The District Municipality of Muskoka declared a state of emergency late Sunday afternoon due to the ongoing flooding emergencies happening in Bracebridge, Muskoka Lakes and Huntsville.
Since Sunday, water levels in Muskoka Lakes have continued to rise at a reduced rate, while they have plateaued in Bracebridge, a Muskoka Lakes press release says. The water levels have also started to decrease in Huntsville, the release adds.
“We’ve all noticed that it’s been pretty dry for the past couple of days,” Bracebridge mayor Graydon Smith said at a press conference Monday morning. “That is helping some of the water move through the system.”
Thirty more troops and equipment from the Canadian Armed Forces are being deployed to Bracebridge on Monday after 60 soldiers, four 10-tonne trucks and a recovery vehicle hit the area’s grounds on Sunday.
According to Smith, the Muskoka River’s north branch has stabilized and has been slowly receding, while the south branch appears to be coming to a cresting point and stabilizing, too.
“When you combine the two branches together, there’s still a significant flow and that means Lake Muskoka continues to rise,” Smith said.
According to Muskoka Lakes mayor Phil Harding, lakes Muskoka, Rosseau and Joseph have been significantly affected.
Harding said he flew over the lake and that there’s almost no boathouse or dock on the water that isn’t submerged.
WATCH: Four communities under a state of emergency due to flooding
“Our best guess right now is that water is going to continue to rise for the next two days, maybe three days,” he said.
According to Smith, the cresting may be somewhere in sight for Lake Muskoka, which means that different areas are experiencing recovery or more pressure.
“That Springdale Shores area…there’s some reports from people up there that the water is definitely going down and they see some progress in that area,” Smith said.
According to the Muskoka Lakes release, since Sunday, Lake Muskoka has risen by 6 cm, Lake Rosseau and Joseph by 2 cm, and the Moon River by 16 cm.
Water levels in Huntsville and Port Sydney lakes are slowly beginning to decrease, a Huntsville press release issued Monday afternoon says, however residents will continue to see high levels until the water works its way out of the river system over the next few days.

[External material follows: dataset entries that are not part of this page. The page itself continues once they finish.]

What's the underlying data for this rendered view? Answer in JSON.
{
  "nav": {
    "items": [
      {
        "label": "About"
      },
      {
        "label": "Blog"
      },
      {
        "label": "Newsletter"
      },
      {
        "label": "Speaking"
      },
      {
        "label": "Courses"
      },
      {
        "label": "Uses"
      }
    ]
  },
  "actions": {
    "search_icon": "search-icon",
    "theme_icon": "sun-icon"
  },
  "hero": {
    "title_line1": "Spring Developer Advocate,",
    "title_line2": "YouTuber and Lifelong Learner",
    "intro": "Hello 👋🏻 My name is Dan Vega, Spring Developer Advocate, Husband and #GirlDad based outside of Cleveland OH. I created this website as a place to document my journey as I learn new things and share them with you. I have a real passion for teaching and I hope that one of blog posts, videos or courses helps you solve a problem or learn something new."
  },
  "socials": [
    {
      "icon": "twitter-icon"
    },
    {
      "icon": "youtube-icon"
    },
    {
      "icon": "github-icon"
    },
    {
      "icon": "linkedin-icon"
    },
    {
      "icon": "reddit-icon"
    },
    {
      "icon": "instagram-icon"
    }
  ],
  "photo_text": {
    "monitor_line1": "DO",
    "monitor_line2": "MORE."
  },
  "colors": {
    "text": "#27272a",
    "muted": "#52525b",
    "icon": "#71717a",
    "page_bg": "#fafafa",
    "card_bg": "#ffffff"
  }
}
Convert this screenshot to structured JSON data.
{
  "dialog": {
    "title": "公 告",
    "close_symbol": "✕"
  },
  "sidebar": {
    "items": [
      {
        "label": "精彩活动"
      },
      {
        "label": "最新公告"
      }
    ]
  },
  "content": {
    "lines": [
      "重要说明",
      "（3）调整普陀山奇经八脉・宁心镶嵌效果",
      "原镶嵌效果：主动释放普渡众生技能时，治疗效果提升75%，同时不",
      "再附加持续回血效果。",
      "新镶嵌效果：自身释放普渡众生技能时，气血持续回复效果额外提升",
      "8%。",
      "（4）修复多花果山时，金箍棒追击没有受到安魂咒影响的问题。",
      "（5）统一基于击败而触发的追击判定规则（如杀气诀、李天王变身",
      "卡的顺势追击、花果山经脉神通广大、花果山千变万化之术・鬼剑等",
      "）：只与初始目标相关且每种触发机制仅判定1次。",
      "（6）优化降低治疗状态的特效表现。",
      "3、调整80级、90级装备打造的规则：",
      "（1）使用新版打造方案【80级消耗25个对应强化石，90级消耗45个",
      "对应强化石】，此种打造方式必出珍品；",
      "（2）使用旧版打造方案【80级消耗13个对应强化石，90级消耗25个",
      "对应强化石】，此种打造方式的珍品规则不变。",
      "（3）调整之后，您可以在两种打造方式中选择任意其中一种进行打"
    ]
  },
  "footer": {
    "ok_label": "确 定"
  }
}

In Bracebridge, free sandbags for properties affected by flooding are available at 1206 Rosewarne Drive. Sand materials and bags are also available at the George Road boat launch overflow parking lot, on Maplewood Road and on Herbert Court.
In Muskoka Lakes, sand, sandbags and shovels are available at 3951 Muskoka Rd. 169, 1078 Raymond Rd., 3224 Muskoka Rd. 169 and 40 Bailey St. on a fill-your-own basis
In Huntsville, free sand and bags are available at 387 South Mary Lake Rd. and at 7 Burrow Pit Ln. Bags are available at 40 Cairns Cres., and people can get free sand at 815 Muskoka Rd. 3 North. Bags and sand are available at 1265 Aspdin Road.
The Simcoe Muskoka District Health Unit has issued a drinking water advisory for the District of Muskoka. Municipal water sources are not affected by the advisory.
Seasonal residents wishing to check on their properties are encouraged to wait until the flooding emergency has ended.
WATCH: Canadian army reservists arrive in Bracebridge to help with flooding emergency
According to Harding, the big issue on the table is the Muskoka River Water Management Plan. He told Global News that the current flood is the third flood in the past six years.
“That seriously needs to be addressed,” he said. “It’s going on 13 years old right now. It was supposed to be re-evaluated at 10 years, but it’s using data that is probably 20, 30 or even 40 years old.”
Smith said the flooding will continue for another few days. “We’re not near the end, but maybe the finish line is coming into sight for some areas,” Smith said.
Three out of six of the Muskoka district’s municipalities remain in states of emergency due to flooding.